By On the occasion of our 20th anniversary
By Gustavo Arellano
By R. Scott Moxley
By Alfonso Delgado
By Courtney Hamilton
By Joel Beers
By Peter Maguire
By Charles Lam
Illustration by Bob AulThe late Senator Barry Goldwater spent his long political life boosting progress and never-ending growth. But in retirement in Arizona, Goldwater moderated. He began to appreciate the natural wonders his no-holds-barred growth had destroyed. He realized that water projects and dam construction and home building are all just a never-ending spiral, leading only to greater growth and need for more homes and dams. Near the end of his life, he even admitted that if he could do it all over, he would oppose building Glen Canyon Dam on the Colorado River—a massive power generator that made modern Phoenix possible.
Irvine Mayor Larry Agran is running in the opposite direction. Once the preeminent slow-growth official in the county, a man who understood the value of land preservation, Agran has become an enthusiastic builder and unabashed Irvine Co. ally, boasting recently that his job as mayor now is to "see the buildout of the city." Nothing exemplifies this transformation better than Quail Hill, located just off the 405 freeway near Jeffrey in Irvine.

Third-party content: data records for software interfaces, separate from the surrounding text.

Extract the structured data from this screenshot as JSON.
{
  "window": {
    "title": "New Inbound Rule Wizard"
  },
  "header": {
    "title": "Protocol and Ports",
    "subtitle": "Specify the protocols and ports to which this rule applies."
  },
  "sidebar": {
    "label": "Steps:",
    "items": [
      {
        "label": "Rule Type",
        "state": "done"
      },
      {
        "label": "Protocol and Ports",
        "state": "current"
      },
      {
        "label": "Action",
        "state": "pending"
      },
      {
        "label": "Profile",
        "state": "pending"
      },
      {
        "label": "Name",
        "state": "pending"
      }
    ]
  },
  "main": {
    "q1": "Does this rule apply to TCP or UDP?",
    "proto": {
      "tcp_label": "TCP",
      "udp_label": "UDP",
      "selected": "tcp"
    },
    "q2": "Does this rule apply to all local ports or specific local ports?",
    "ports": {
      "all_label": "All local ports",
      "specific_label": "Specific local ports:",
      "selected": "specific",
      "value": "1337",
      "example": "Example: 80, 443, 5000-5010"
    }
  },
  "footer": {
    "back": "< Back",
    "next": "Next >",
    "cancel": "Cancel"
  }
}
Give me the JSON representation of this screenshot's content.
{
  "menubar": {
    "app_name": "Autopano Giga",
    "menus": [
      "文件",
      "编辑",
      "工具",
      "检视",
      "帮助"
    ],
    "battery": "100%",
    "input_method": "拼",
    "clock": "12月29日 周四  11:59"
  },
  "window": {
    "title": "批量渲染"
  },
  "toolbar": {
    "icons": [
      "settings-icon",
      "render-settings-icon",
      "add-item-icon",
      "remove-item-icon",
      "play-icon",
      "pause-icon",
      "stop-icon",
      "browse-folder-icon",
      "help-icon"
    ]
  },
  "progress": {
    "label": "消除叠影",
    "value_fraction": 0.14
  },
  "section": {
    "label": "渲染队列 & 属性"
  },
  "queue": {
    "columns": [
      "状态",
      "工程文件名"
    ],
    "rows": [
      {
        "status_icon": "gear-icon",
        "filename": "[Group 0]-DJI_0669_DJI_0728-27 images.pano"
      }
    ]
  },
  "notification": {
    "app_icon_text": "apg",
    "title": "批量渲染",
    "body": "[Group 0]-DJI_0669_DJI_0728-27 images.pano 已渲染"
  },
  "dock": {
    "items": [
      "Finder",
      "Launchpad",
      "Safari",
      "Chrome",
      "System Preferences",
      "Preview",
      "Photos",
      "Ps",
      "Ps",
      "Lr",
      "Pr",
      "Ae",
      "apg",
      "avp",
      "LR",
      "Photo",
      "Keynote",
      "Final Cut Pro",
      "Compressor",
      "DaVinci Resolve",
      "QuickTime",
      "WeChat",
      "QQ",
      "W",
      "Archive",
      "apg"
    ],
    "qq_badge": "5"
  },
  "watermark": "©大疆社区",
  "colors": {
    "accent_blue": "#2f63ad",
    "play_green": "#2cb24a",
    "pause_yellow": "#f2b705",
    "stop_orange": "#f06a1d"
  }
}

"All of that will be preserved," Agran used to say of the low rocky hill. In the 1980s, the fight to preserve Quail Hill was Agran's Gettysburg. He constantly pointed to the unspoiled land as his greatest victory—the point where he had rallied an otherwise staunchly conservative citizenry to oppose developing the biologically sensitive hill.
It's named after quail, but the hill is vital to Canada Geese migration. Before his failed 1990 mayoral reelection bid, Agran used video footage of the geese to demonstrate to voters his environmental cred. More than 3,000 geese are said to live on the hill for three months during the year.
Make that used to live there. Residents don't really see the geese anymore. Their habitat was decimated by the Irvine Co. development of a golf course that snakes around the back of Quail Hill and consumes part of William R. Mason Regional Park. But that's nothing compared to what's coming next.
Approved by the Agran-led Irvine City Council in 2001, the Irvine Co.'s Quail Hill development plan will put 2,500 homes and 1.1 million square feet of office space on 700 acres smack in the middle of land Agran once wanted preserved forever. Still under construction, Quail Hill is a surreal place of streets named Vermillion and Nightshade winding through neighborhoods of partially built townhouse designs called Harmony, Serenity, Cashmere and Merlot. Homes there will sell for around $400,000.
The Irvine Co. promotes Quail Hill as "the place that lets the natural world speak for itself and gives us the space we need to look and listen." And in what must be a sudden, chance meeting with reality after 30 years of cookie-cutter development, the company says, "Homes here are not meant to dominate the landscape, but rather take their inspiration from it."
Ten years ago, Agran's legacy was anchored on the preservation of Quail Hill and the land that surrounds it. That legacy has now been destroyed. Far from learning the value of nature, all Agran seems to have learned over the past decade is the price of political power.